From The Southern Voice
Gay Episcopal Bishop Gene Robinson encouraged attendants of a gay Republican convention to continue fighting for social and political equality.
"It's not a lot to ask," he said, "and it would make God very happy."
Bishop Gene Robinson of New Hampshire told gay Republicans April 28 that 'it would make God very happy' if they seek fair and equal treatment. Robinson, who spoke April 28 at the Log Cabin Republicans National Convention in Washington, D.C., said the struggle for gay rights ultimately is a struggle for inclusion.
He challenged members of the nation's largest gay GOP group to seek fair and equal treatment in society, in politics and in church.
Robinson echoed other convention speakers — including Alan Duncan, the first openly gay Conservative in the U.K.'s Parliament — who criticized the GOP push for a constitutional amendment banning gay marriage.
"The notion that my love for my partner somehow undermines another person's marriage is just idiocy," he said. "Isn't it?"
Duncan, who spoke April 29, said U.S. laws shouldn't be "ideologically driven." He condemned leaders of the GOP in the America, who are generally ideological brethren with his own Tory Party in the U.K., for maintaining an "unholy alliance with the Religious Right."
"It's the duty of the state to intervene when two people hate each other," he said, "not when they love each other."
Former Sen. John Danforth also criticized the conservative push to ban gay marriage through a constitutional amendment.
He called the effort silly, and cited it as the latest example of how the political influence of evangelical Christians is hurting the GOP.
Danforth, a Missouri Republican and an Episcopal priest, said history has shown that attempts to regulate human behavior with constitutional amendments are misguided.
"Once before, the Constitution was amended to try to deal with matters of human behavior; that was prohibition.

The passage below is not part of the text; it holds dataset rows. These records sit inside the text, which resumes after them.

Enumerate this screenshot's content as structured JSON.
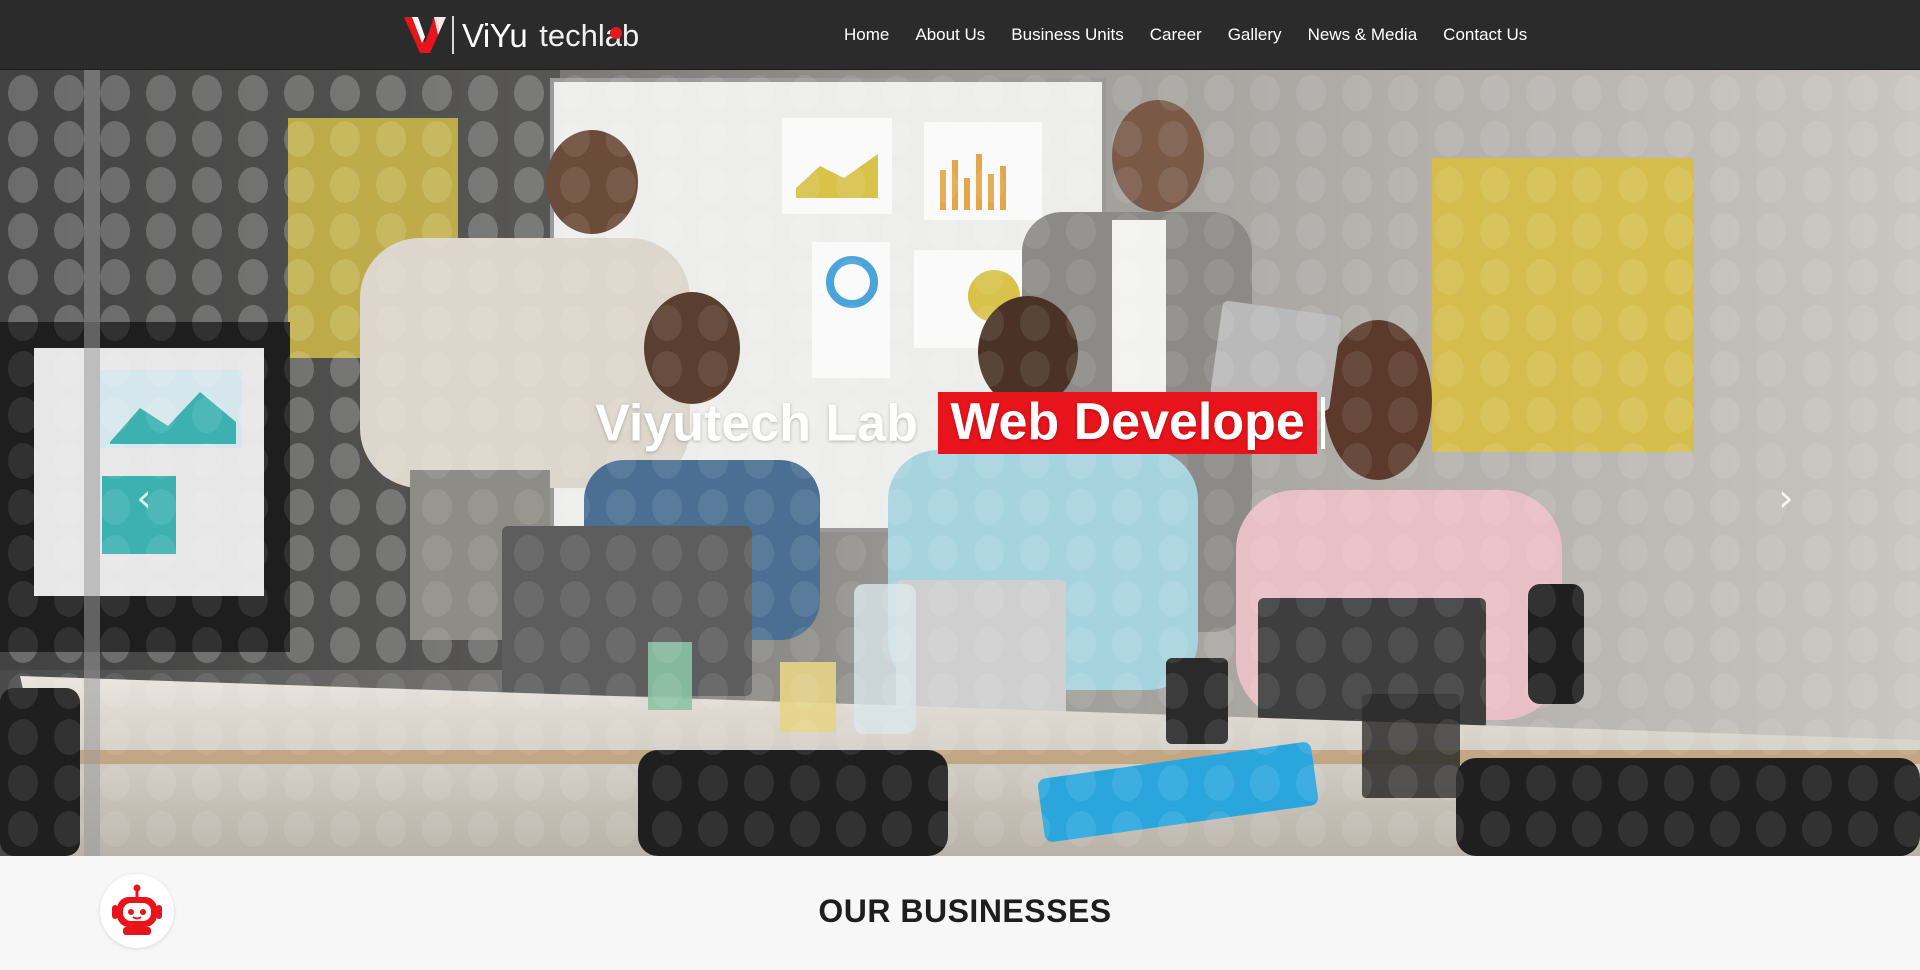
{
  "brand": {
    "name": "ViYu",
    "suffix": "techlab",
    "accent_color": "#e8141c",
    "nav_bg": "#2b2b2b"
  },
  "nav": {
    "items": [
      "Home",
      "About Us",
      "Business Units",
      "Career",
      "Gallery",
      "News & Media",
      "Contact Us"
    ]
  },
  "hero": {
    "title_prefix": "Viyutech Lab",
    "title_highlight": "Web Develope",
    "prev_icon": "chevron-left-icon",
    "next_icon": "chevron-right-icon",
    "prev_glyph": "‹",
    "next_glyph": "›"
  },
  "section": {
    "title": "OUR BUSINESSES",
    "badge_icon": "robot-icon"
  }
}
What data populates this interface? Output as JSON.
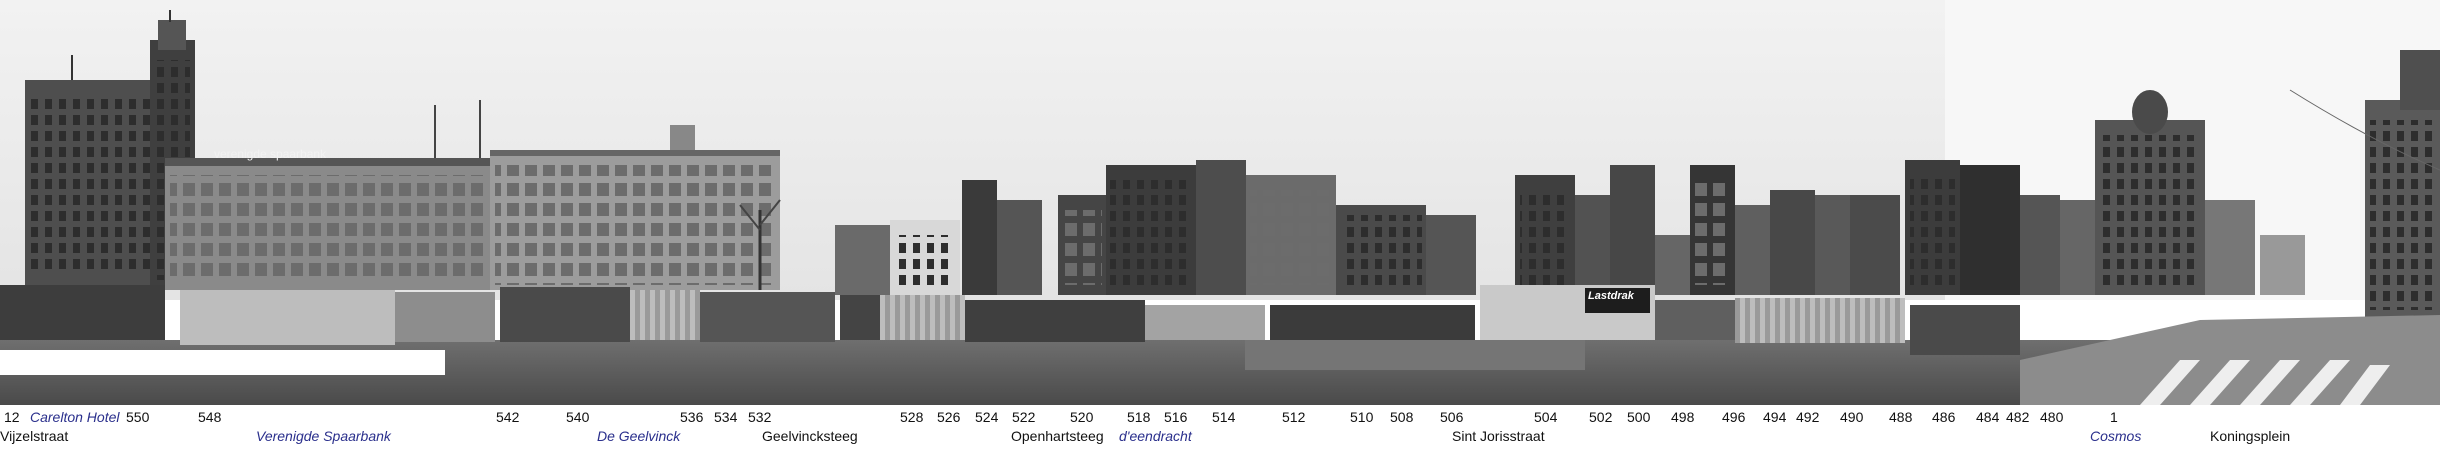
{
  "panorama": {
    "signs": {
      "spaarbank": "verenigde spaarbank",
      "lastdrak": "Lastdrak"
    },
    "house_numbers": [
      "12",
      "550",
      "548",
      "542",
      "540",
      "536",
      "534",
      "532",
      "528",
      "526",
      "524",
      "522",
      "520",
      "518",
      "516",
      "514",
      "512",
      "510",
      "508",
      "506",
      "504",
      "502",
      "500",
      "498",
      "496",
      "494",
      "492",
      "490",
      "488",
      "486",
      "484",
      "482",
      "480",
      "1"
    ],
    "streets": [
      "Vijzelstraat",
      "Geelvincksteeg",
      "Openhartsteeg",
      "Sint Jorisstraat",
      "Koningsplein"
    ],
    "building_names": [
      "Carelton Hotel",
      "Verenigde Spaarbank",
      "De Geelvinck",
      "d'eendracht",
      "Cosmos"
    ]
  }
}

That was such a flop that that was repealed 13 years later," Danforth said.
Referring to the marriage amendment, he added that perhaps at some point in history there was a constitutional amendment proposed that was "sillier than this one, but I don't know of one."
The Senate is scheduled to vote in June on a constitutional amendment that its supporters hope will head off any decision in the federal courts that could legalize gay marriage.
The measure would need to be approved by two-thirds of those voting in the House and Senate and then be ratified by at least 38 state legislatures.
But Danforth said he is opposed.
"The basic concept of the Republican Party is to interpret the Constitution narrowly, not expansively, so that legislatures, and especially state legislatures, can work out over a period of time the social issues in our country," he said.
Log Cabin also honored retiring Congressman Jim Kolbe (R-Ariz.) at the April 29 event, which capped off the group's annual convention — perhaps the last for longtime LCR President Patrick Guerriero. Kolbe, who is openly gay, is completing his 11th term in the House representing a district near Tuscon.
Kolbe called on Log Cabin members to stand up for gay rights, both at home and around the world. A video tribute for Kolbe featured Vice President Dick Cheney and House Speaker Dennis Hastert (R-Ill.).
The Associated Press contributed to this report.
(File photo by Jim Cole/AP)